#### Aim of the exercise
All lines in the entries below that hold "hours" make up the answer.

Input data Block Start

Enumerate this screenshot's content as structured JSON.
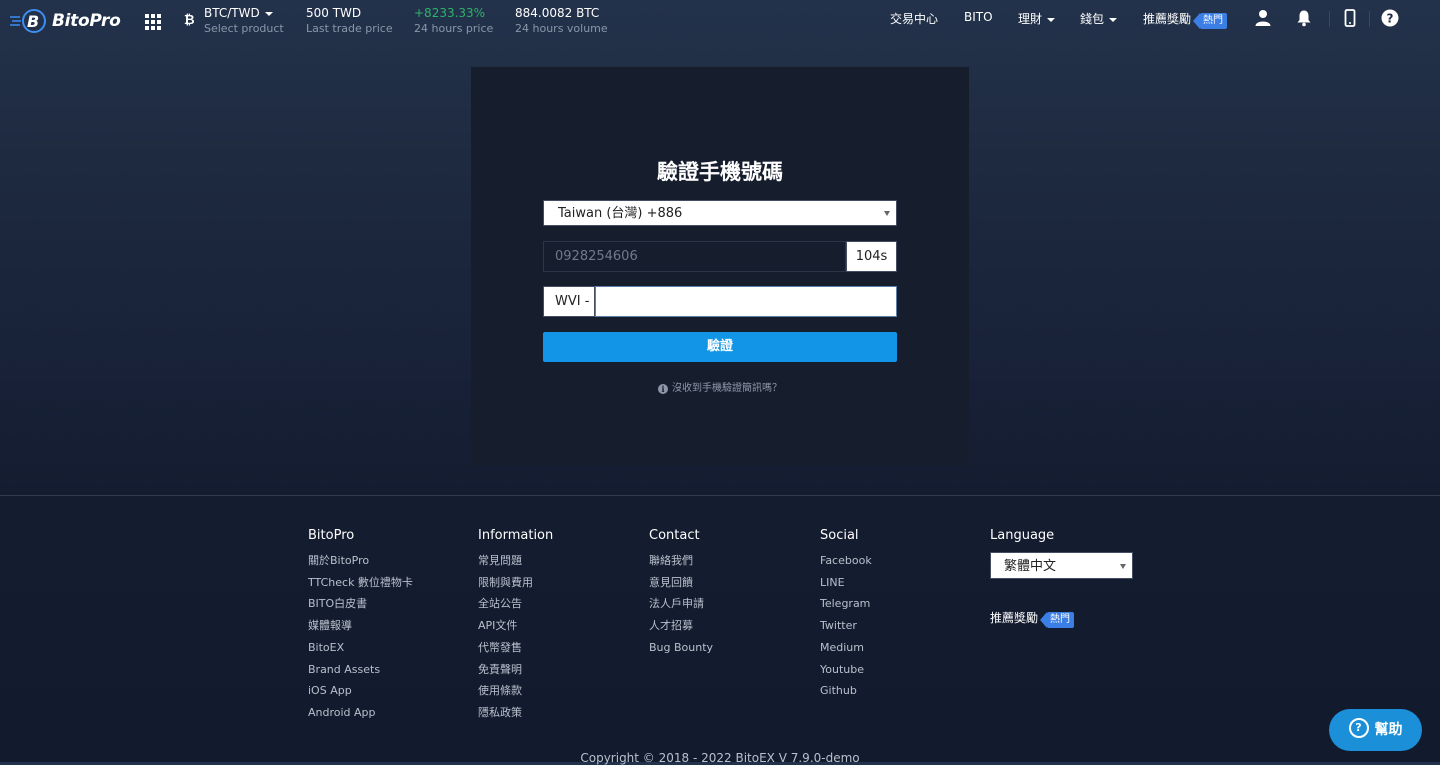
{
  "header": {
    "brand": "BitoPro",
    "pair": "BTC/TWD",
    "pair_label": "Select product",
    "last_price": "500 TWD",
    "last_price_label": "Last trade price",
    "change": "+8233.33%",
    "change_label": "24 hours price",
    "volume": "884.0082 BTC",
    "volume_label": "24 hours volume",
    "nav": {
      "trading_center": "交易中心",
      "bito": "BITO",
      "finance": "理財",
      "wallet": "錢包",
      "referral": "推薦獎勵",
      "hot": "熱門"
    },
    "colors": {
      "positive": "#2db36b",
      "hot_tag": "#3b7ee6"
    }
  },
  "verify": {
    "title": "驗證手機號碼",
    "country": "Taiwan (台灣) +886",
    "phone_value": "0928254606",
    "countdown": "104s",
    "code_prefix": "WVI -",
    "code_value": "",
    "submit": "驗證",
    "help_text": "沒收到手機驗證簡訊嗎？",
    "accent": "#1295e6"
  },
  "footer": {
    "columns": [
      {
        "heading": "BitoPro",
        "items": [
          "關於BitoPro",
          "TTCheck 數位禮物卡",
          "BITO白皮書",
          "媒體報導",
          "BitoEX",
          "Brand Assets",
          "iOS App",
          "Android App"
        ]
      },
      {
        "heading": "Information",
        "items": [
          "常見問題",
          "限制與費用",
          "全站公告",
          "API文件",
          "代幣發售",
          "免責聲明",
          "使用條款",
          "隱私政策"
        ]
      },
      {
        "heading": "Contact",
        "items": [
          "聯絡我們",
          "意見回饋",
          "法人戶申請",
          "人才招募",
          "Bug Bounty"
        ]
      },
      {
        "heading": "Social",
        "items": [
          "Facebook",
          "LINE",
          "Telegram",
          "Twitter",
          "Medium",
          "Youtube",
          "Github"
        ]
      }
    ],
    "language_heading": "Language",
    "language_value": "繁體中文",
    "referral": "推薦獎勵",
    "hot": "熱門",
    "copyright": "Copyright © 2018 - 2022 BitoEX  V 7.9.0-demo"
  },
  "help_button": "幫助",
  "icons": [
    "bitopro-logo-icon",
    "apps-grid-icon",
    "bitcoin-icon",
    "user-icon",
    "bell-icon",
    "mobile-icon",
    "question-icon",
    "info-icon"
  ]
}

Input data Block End
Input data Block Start

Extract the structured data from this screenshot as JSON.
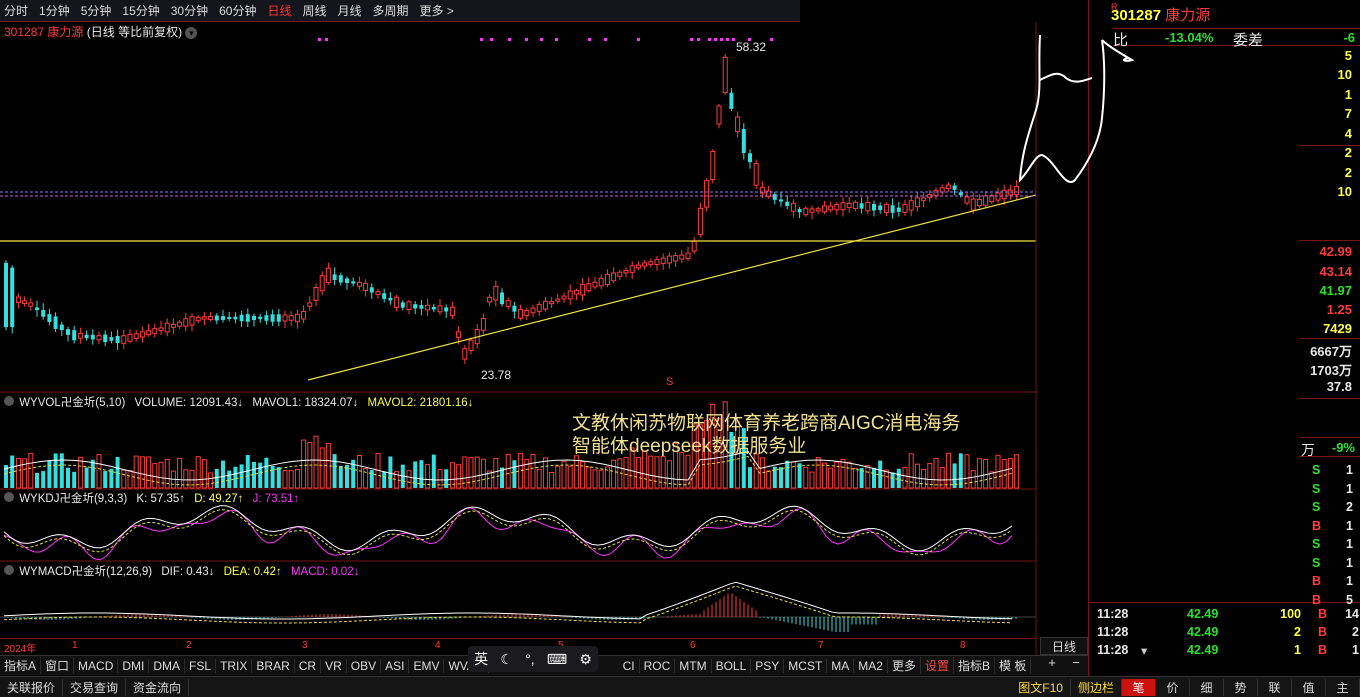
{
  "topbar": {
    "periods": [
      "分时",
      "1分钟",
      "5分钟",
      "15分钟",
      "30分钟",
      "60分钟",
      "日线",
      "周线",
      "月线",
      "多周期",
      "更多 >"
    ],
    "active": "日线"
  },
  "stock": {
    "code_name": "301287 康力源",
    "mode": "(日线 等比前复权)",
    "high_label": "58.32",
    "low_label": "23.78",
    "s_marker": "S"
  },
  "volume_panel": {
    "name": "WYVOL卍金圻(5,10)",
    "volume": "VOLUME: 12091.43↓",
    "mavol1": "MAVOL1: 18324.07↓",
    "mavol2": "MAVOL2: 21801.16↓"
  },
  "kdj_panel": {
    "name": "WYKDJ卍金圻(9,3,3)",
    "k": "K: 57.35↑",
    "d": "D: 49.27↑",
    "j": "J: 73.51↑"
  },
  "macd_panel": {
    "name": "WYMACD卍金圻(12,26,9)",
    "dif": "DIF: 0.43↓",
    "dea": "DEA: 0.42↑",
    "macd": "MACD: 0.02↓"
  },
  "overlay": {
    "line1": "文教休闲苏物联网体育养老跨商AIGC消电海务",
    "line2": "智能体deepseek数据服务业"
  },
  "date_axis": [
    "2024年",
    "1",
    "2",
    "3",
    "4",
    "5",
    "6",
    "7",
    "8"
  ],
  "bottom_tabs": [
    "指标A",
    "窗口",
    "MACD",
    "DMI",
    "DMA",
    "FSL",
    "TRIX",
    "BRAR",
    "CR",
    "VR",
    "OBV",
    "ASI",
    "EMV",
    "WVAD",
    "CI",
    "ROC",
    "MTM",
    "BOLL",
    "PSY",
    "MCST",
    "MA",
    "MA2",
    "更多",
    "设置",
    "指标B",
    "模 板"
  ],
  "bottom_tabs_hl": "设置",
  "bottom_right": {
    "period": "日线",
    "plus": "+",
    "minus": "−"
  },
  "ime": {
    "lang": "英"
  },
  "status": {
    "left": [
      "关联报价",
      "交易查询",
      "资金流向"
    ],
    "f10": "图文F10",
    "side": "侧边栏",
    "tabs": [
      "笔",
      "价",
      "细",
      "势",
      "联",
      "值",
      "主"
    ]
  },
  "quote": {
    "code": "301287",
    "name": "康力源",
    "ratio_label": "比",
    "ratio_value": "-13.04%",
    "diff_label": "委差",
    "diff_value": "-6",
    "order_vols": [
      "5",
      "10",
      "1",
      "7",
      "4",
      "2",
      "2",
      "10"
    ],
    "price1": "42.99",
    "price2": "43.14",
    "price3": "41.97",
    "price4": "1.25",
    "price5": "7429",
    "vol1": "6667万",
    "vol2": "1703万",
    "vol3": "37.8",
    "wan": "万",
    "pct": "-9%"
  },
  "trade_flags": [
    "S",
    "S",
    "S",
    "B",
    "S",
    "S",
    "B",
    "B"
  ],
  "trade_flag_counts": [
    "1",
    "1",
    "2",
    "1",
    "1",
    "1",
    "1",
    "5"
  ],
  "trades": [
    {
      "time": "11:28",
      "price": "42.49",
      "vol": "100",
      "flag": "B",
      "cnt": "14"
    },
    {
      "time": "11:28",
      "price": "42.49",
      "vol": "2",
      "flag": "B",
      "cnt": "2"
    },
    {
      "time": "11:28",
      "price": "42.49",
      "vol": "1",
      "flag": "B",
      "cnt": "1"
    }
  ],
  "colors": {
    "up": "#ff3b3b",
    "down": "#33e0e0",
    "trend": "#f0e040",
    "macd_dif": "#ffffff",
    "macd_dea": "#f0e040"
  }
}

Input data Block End

#### Task result
    "change_label": "24 hours price",
    "volume_label": "24 hours volume",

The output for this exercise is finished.